Mathematics/number & Operations; begins to associate number concepts, vocabulary, quantities, and written numerals in meaningful ways.

Outdoor Play

Bring your plastic fruits and vegetables from the dramatic center outdoors today. Bury them in the sandbox for the children to dig up and name.

Social & Emotional Development/Cooperation; develops increasing abilities to give and take in interactions; to take turns in games or using materials; and to interact without being overly submissive or directive.


On a large sheet of paper make 4-6 columns. At the bottom of each column, draw a fruit (apple, banana, orange, strawberry, watermelon). Ask the children to name which one they like best and write their name in the correct column. Later during another transition or waiting time you can talk about which fruit was liked the most, least, count how many children liked the banana best, etc.).

Social & Emotional Development/Self-Concept; begins to develop and express awareness of self in specific abilities, characteristics, and preferences.
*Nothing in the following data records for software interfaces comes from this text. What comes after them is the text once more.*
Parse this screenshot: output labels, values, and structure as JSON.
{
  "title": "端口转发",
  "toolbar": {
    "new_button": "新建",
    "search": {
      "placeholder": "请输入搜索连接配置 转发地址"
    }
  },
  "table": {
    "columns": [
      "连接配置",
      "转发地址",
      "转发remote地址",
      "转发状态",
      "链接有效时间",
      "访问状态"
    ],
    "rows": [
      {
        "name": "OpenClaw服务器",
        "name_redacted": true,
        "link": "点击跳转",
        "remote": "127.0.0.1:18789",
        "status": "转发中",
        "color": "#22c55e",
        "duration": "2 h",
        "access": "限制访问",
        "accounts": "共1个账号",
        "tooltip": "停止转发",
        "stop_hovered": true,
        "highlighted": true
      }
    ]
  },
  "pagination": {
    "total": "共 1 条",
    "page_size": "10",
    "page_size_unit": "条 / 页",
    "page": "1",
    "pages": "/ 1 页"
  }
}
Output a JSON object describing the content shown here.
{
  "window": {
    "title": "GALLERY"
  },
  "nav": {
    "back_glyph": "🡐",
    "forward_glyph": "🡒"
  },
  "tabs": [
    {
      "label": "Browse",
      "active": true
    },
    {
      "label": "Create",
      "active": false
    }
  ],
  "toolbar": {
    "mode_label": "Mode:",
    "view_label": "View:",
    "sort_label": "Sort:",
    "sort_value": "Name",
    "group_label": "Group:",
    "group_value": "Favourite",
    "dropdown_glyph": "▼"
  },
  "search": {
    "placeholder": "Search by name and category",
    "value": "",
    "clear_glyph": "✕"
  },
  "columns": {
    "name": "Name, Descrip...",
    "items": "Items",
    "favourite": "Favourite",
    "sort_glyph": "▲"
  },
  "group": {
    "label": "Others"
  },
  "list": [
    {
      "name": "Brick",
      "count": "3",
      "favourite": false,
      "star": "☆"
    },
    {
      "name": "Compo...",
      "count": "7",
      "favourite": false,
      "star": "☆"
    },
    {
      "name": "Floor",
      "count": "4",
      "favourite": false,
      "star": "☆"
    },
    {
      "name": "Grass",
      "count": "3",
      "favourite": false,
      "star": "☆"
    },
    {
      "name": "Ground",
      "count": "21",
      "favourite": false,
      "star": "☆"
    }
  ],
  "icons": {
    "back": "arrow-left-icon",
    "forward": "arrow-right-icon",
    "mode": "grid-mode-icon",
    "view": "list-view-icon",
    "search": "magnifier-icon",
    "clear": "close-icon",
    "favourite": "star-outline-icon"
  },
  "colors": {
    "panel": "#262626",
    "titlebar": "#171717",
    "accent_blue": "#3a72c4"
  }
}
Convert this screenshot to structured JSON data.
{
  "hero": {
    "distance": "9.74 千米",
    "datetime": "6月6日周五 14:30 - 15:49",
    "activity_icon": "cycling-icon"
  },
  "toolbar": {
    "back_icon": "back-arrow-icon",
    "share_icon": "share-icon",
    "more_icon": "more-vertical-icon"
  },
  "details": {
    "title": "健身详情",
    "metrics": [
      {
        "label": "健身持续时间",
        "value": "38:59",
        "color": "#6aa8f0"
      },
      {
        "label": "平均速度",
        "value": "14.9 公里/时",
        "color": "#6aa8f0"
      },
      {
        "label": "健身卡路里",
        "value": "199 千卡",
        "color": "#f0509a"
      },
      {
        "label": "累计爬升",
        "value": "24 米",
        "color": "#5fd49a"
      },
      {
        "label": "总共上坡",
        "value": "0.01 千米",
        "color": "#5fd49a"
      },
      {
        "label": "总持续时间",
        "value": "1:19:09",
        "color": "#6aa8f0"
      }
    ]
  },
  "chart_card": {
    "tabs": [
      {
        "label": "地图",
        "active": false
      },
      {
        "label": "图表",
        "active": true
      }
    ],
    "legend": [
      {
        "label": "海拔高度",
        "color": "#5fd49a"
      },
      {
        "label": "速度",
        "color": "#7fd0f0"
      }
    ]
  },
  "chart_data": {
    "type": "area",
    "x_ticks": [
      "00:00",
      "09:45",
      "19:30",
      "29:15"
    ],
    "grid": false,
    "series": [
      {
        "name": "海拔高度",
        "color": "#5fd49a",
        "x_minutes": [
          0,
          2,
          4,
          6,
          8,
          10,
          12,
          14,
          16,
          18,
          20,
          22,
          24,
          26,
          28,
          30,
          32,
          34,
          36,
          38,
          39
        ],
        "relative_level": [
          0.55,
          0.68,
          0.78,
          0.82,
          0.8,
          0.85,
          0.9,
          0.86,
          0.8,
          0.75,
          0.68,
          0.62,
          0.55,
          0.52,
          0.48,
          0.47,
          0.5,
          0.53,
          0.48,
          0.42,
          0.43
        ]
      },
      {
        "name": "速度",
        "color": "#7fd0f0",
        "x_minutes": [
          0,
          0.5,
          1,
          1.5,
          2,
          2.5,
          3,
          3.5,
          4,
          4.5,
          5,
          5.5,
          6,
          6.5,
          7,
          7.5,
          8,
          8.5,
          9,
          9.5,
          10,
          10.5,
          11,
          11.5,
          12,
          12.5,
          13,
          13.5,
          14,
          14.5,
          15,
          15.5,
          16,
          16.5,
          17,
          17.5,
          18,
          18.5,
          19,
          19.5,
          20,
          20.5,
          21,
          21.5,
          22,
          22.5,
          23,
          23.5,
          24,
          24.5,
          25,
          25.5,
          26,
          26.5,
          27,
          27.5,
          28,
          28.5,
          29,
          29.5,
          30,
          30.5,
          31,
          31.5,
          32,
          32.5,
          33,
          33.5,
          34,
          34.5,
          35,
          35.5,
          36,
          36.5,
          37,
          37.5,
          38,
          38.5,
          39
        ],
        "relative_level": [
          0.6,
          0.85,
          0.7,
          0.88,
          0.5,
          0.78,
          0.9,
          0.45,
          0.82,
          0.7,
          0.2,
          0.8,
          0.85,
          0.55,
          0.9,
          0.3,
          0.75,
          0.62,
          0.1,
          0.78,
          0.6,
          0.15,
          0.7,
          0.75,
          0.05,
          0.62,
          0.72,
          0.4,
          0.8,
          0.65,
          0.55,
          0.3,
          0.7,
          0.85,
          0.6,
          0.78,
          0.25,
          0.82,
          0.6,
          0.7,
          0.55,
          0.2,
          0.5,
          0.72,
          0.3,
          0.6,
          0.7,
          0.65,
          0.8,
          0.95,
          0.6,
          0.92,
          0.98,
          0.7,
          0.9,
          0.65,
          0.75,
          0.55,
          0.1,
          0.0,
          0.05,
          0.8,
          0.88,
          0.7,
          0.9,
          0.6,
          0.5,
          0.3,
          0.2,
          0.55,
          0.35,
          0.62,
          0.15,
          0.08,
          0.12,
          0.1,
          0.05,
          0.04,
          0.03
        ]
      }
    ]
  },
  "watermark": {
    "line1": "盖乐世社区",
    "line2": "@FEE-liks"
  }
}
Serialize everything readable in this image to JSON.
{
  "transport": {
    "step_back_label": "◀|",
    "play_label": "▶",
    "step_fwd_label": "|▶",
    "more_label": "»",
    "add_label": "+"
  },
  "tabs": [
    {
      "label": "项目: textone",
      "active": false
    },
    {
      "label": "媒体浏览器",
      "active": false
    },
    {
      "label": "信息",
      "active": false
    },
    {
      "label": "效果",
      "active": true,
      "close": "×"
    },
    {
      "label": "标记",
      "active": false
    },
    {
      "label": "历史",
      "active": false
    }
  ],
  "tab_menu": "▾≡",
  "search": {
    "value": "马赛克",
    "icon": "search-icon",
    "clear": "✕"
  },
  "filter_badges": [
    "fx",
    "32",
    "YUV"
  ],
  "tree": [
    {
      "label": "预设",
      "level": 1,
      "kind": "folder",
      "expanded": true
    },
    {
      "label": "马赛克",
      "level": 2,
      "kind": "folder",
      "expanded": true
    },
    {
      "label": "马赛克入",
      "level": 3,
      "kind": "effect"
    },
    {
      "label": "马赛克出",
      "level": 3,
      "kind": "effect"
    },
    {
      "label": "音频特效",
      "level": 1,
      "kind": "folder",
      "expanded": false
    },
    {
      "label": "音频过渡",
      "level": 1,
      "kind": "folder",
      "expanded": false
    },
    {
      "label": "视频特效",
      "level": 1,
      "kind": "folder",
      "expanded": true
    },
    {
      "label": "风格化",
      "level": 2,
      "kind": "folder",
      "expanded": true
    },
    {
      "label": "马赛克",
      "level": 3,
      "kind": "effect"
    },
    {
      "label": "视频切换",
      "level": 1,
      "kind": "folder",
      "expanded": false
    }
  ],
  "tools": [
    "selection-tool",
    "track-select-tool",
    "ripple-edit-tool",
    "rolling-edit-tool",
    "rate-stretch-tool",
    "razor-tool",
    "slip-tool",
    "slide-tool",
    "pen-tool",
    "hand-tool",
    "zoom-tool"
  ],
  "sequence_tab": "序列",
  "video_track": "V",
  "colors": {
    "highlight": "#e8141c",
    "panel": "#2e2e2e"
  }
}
AND Mathematics/number & Operations; begins to associate number concepts, vocabulary, quantities, and written numerals in meaningful ways.

Dear Parent- Today we read Eating the Alphabet, a book about fruits and vegetables. Ask your child to name some fruits and then some vegetables for you. If your child is interested in writing, write his/her name at the top of a piece of paper and encourage him/her to copy it below. Congratulate them and name the letters in their name and those they have copied.

About Kerry CI am an Early Childhood Educator who has seen daily the value of shared book readings with my preschoolers. I use the book theme in my centers and can daily touch upon a variety of Early Childhood Domains which makes assessing the children easy and individualized.